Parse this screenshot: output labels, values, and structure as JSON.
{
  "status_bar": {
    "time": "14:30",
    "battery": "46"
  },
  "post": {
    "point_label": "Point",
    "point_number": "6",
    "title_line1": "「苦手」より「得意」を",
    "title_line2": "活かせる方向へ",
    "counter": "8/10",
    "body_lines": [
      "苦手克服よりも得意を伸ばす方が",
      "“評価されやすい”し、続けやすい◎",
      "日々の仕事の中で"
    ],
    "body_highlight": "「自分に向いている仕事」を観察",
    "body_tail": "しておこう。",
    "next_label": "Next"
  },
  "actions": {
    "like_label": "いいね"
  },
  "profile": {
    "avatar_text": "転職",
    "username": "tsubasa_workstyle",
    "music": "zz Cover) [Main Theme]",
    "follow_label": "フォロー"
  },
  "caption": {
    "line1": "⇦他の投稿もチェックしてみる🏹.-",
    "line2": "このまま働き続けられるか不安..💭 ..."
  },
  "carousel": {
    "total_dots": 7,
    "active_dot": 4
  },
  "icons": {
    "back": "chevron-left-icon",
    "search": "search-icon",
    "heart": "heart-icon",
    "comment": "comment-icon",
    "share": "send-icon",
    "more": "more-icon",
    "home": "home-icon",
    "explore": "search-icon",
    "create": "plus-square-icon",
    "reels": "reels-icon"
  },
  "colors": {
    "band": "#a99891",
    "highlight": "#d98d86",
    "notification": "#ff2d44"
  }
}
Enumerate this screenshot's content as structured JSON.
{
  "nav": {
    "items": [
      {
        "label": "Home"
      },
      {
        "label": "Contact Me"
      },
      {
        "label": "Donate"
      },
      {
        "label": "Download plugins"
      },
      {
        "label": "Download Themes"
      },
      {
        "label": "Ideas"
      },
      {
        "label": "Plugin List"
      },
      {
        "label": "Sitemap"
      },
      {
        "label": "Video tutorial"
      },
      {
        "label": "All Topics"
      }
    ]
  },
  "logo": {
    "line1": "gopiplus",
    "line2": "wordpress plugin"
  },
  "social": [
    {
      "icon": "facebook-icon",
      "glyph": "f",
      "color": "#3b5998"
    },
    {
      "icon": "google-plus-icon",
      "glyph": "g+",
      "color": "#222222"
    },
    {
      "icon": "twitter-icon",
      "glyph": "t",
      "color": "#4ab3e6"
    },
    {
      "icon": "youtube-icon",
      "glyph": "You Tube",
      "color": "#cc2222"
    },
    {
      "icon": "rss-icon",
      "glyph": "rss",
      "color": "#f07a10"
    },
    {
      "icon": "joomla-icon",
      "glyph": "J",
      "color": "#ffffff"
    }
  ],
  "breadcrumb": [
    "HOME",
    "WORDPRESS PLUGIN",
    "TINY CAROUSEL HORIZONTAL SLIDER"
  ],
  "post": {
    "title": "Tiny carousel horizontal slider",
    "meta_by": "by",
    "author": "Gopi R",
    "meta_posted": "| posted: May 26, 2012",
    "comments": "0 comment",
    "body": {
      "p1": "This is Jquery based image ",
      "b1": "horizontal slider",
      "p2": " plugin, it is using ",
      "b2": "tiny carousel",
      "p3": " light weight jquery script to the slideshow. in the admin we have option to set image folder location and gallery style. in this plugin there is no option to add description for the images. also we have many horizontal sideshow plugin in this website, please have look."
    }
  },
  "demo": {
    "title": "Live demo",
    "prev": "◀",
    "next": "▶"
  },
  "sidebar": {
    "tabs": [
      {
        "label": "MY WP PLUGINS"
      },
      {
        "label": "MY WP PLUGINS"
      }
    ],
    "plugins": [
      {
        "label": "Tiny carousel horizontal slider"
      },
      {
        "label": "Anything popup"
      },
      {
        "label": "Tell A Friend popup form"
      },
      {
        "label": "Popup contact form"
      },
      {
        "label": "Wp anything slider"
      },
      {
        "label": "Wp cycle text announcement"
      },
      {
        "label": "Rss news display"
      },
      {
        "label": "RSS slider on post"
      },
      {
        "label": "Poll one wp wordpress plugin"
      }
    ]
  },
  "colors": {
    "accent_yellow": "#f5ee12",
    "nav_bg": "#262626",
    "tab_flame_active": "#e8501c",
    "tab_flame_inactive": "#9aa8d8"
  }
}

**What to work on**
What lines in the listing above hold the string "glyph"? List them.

**Response**
      "glyph": "f",
      "glyph": "g+",
      "glyph": "t",
      "glyph": "You Tube",
      "glyph": "rss",
      "glyph": "J",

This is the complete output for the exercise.